Anyway ... the front-yard conversation got me thinking about why people vote. For me, there's no question as to if I will vote: I feel obliged and privileged to do so, and am proud to perform the duties of an Election Official. But in 2015 I chose not to cast a vote for my Virginia General Assembly delegate. Why? Because she ran unopposed – as did 61 other delegates and 17 state senators. And if you have no opposition, why run a campaign? So my delegate didn't: there were no campaign events.
Americans like competitive sports and competitive reality shows, and we're at our best when we compete in business and politics. Part of political inclusion and participation is ensuring that there is a competition of ideas between competing candidates. However with gerrymandering and codification of political entitlement, incumbent politicians guarantee their continued existence and reelection. Why should young people vote if there are no choices?
Voting preferences may involve one of many factors: party identification, a single issue, the greater good, my financial well-being. In 2012, Derek Thompson of The Atlantic wrote about this last factor:
Older Americans show up disproportionately at the ballot box, in Congress (the average age of a senator is 63), and in our budget. Fifty percent of federal benefits flow to the 13 percent of the population over the age of 65, David Leonhardt reported in the New York Times last weekend.While it's cynical to say that votes are bought with entitlements, I think it's fair to say that seniors have more time to ponder their financial well-being and project their conclusions at the polls while youth are focusing on school, careers, and young families. (Sure this may be a bit simplistic, but I'll own it.) Seniors also have the political might of AARP to impress those conclusions on legislators between elections.

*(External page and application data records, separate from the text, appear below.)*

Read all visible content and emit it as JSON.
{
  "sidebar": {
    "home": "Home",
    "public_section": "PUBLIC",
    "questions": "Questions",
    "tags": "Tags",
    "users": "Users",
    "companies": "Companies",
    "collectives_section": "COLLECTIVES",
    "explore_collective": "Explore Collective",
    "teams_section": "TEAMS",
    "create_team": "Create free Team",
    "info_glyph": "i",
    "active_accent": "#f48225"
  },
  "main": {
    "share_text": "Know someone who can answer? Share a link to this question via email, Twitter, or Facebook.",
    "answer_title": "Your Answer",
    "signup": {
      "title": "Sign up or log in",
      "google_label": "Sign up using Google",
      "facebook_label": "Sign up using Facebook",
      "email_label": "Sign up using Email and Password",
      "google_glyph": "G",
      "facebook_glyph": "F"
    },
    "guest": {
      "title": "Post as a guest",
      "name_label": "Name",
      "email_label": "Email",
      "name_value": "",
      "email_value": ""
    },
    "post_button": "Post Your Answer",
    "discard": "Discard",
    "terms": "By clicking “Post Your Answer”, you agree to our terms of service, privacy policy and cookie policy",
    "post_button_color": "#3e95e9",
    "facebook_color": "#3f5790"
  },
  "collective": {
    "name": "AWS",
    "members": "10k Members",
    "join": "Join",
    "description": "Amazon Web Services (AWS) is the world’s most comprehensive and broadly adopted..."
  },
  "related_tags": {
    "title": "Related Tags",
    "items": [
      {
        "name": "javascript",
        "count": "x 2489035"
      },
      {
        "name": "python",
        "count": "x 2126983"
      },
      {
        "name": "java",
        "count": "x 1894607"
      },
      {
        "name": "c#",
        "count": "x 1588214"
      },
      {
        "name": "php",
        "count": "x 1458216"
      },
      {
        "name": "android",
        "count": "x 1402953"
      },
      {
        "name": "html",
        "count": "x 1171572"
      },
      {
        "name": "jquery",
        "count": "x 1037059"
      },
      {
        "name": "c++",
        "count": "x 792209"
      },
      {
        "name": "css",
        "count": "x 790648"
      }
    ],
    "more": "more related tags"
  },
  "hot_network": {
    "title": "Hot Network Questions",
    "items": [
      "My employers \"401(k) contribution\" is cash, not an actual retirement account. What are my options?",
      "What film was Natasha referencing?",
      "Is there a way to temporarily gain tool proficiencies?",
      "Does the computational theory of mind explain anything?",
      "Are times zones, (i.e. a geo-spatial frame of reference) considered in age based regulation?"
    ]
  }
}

But Americans of every age group think that the federal budget should focus more on young people than old people, according to the American Values Poll, from The Atlantic and the Aspen Institute, which was released today. Asked if Washington should aim its spending toward the young, 73% of twentysomethings and a plurality of senior citizens said yes.
So I think the key to greater youth political involvement lies in politicians acting against their own best interest: greater competition at the polls, greater competition of ideas between generations, and some plain talk on entitlements. Focusing on a prosperous posterity with youth now can plant a seed that will grow and mature, yielding fruit for many generations to come.